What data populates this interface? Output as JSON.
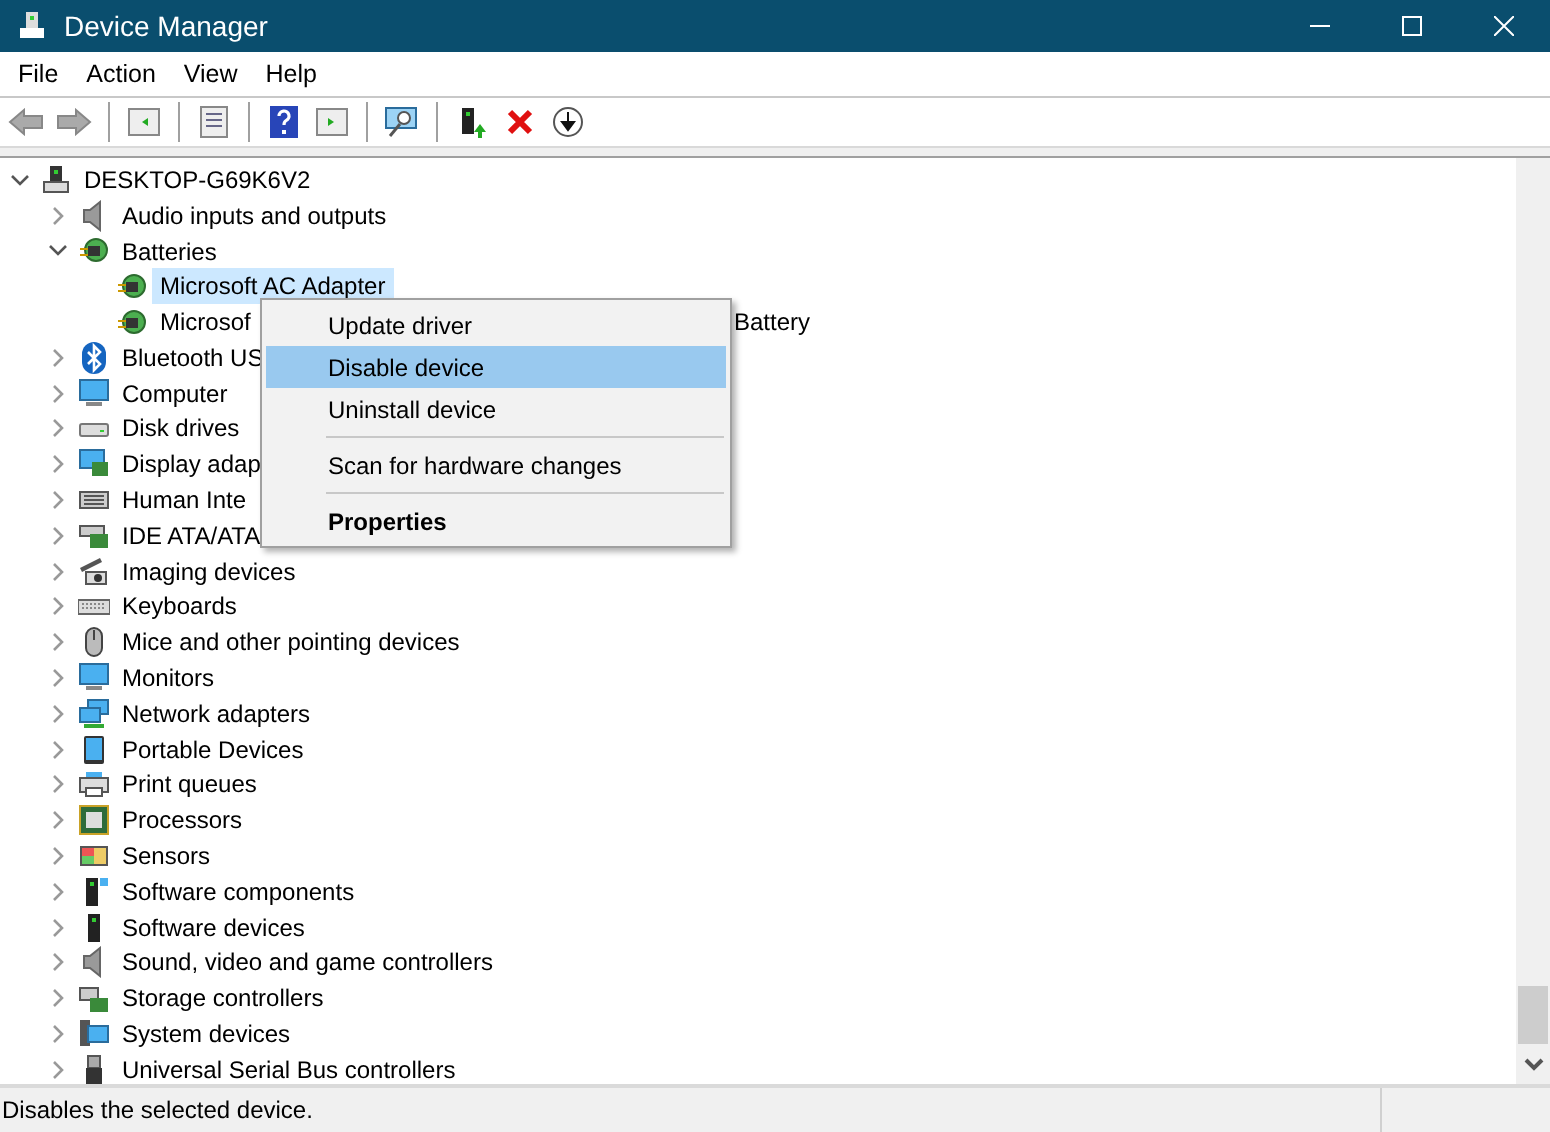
{
  "window": {
    "title": "Device Manager"
  },
  "menu": [
    "File",
    "Action",
    "View",
    "Help"
  ],
  "tree": {
    "label": "DESKTOP-G69K6V2",
    "expanded": true,
    "selected": false,
    "children": [
      {
        "label": "Audio inputs and outputs",
        "expanded": false,
        "selected": false
      },
      {
        "label": "Batteries",
        "expanded": true,
        "selected": false,
        "children": [
          {
            "label": "Microsoft AC Adapter",
            "selected": true
          },
          {
            "label": "Microsof",
            "tail": "Battery",
            "selected": false
          }
        ]
      },
      {
        "label": "Bluetooth US",
        "expanded": false,
        "selected": false
      },
      {
        "label": "Computer",
        "expanded": false,
        "selected": false
      },
      {
        "label": "Disk drives",
        "expanded": false,
        "selected": false
      },
      {
        "label": "Display adap",
        "expanded": false,
        "selected": false
      },
      {
        "label": "Human Inte",
        "expanded": false,
        "selected": false
      },
      {
        "label": "IDE ATA/ATA",
        "expanded": false,
        "selected": false
      },
      {
        "label": "Imaging devices",
        "expanded": false,
        "selected": false
      },
      {
        "label": "Keyboards",
        "expanded": false,
        "selected": false
      },
      {
        "label": "Mice and other pointing devices",
        "expanded": false,
        "selected": false
      },
      {
        "label": "Monitors",
        "expanded": false,
        "selected": false
      },
      {
        "label": "Network adapters",
        "expanded": false,
        "selected": false
      },
      {
        "label": "Portable Devices",
        "expanded": false,
        "selected": false
      },
      {
        "label": "Print queues",
        "expanded": false,
        "selected": false
      },
      {
        "label": "Processors",
        "expanded": false,
        "selected": false
      },
      {
        "label": "Sensors",
        "expanded": false,
        "selected": false
      },
      {
        "label": "Software components",
        "expanded": false,
        "selected": false
      },
      {
        "label": "Software devices",
        "expanded": false,
        "selected": false
      },
      {
        "label": "Sound, video and game controllers",
        "expanded": false,
        "selected": false
      },
      {
        "label": "Storage controllers",
        "expanded": false,
        "selected": false
      },
      {
        "label": "System devices",
        "expanded": false,
        "selected": false
      },
      {
        "label": "Universal Serial Bus controllers",
        "expanded": false,
        "selected": false
      }
    ]
  },
  "context_menu": [
    {
      "kind": "item",
      "label": "Update driver",
      "selected": false,
      "default": false
    },
    {
      "kind": "item",
      "label": "Disable device",
      "selected": true,
      "default": false
    },
    {
      "kind": "item",
      "label": "Uninstall device",
      "selected": false,
      "default": false
    },
    {
      "kind": "separator"
    },
    {
      "kind": "item",
      "label": "Scan for hardware changes",
      "selected": false,
      "default": false
    },
    {
      "kind": "separator"
    },
    {
      "kind": "item",
      "label": "Properties",
      "selected": false,
      "default": true
    }
  ],
  "status_bar": "Disables the selected device."
}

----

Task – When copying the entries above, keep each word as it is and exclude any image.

Response box –
What data populates this interface? Output as JSON.
{
  "window": {
    "title": "Device Manager"
  },
  "menu": [
    "File",
    "Action",
    "View",
    "Help"
  ],
  "tree": {
    "label": "DESKTOP-G69K6V2",
    "expanded": true,
    "selected": false,
    "children": [
      {
        "label": "Audio inputs and outputs",
        "expanded": false,
        "selected": false
      },
      {
        "label": "Batteries",
        "expanded": true,
        "selected": false,
        "children": [
          {
            "label": "Microsoft AC Adapter",
            "selected": true
          },
          {
            "label": "Microsof",
            "tail": "Battery",
            "selected": false
          }
        ]
      },
      {
        "label": "Bluetooth US",
        "expanded": false,
        "selected": false
      },
      {
        "label": "Computer",
        "expanded": false,
        "selected": false
      },
      {
        "label": "Disk drives",
        "expanded": false,
        "selected": false
      },
      {
        "label": "Display adap",
        "expanded": false,
        "selected": false
      },
      {
        "label": "Human Inte",
        "expanded": false,
        "selected": false
      },
      {
        "label": "IDE ATA/ATA",
        "expanded": false,
        "selected": false
      },
      {
        "label": "Imaging devices",
        "expanded": false,
        "selected": false
      },
      {
        "label": "Keyboards",
        "expanded": false,
        "selected": false
      },
      {
        "label": "Mice and other pointing devices",
        "expanded": false,
        "selected": false
      },
      {
        "label": "Monitors",
        "expanded": false,
        "selected": false
      },
      {
        "label": "Network adapters",
        "expanded": false,
        "selected": false
      },
      {
        "label": "Portable Devices",
        "expanded": false,
        "selected": false
      },
      {
        "label": "Print queues",
        "expanded": false,
        "selected": false
      },
      {
        "label": "Processors",
        "expanded": false,
        "selected": false
      },
      {
        "label": "Sensors",
        "expanded": false,
        "selected": false
      },
      {
        "label": "Software components",
        "expanded": false,
        "selected": false
      },
      {
        "label": "Software devices",
        "expanded": false,
        "selected": false
      },
      {
        "label": "Sound, video and game controllers",
        "expanded": false,
        "selected": false
      },
      {
        "label": "Storage controllers",
        "expanded": false,
        "selected": false
      },
      {
        "label": "System devices",
        "expanded": false,
        "selected": false
      },
      {
        "label": "Universal Serial Bus controllers",
        "expanded": false,
        "selected": false
      }
    ]
  },
  "context_menu": [
    {
      "kind": "item",
      "label": "Update driver",
      "selected": false,
      "default": false
    },
    {
      "kind": "item",
      "label": "Disable device",
      "selected": true,
      "default": false
    },
    {
      "kind": "item",
      "label": "Uninstall device",
      "selected": false,
      "default": false
    },
    {
      "kind": "separator"
    },
    {
      "kind": "item",
      "label": "Scan for hardware changes",
      "selected": false,
      "default": false
    },
    {
      "kind": "separator"
    },
    {
      "kind": "item",
      "label": "Properties",
      "selected": false,
      "default": true
    }
  ],
  "status_bar": "Disables the selected device."
}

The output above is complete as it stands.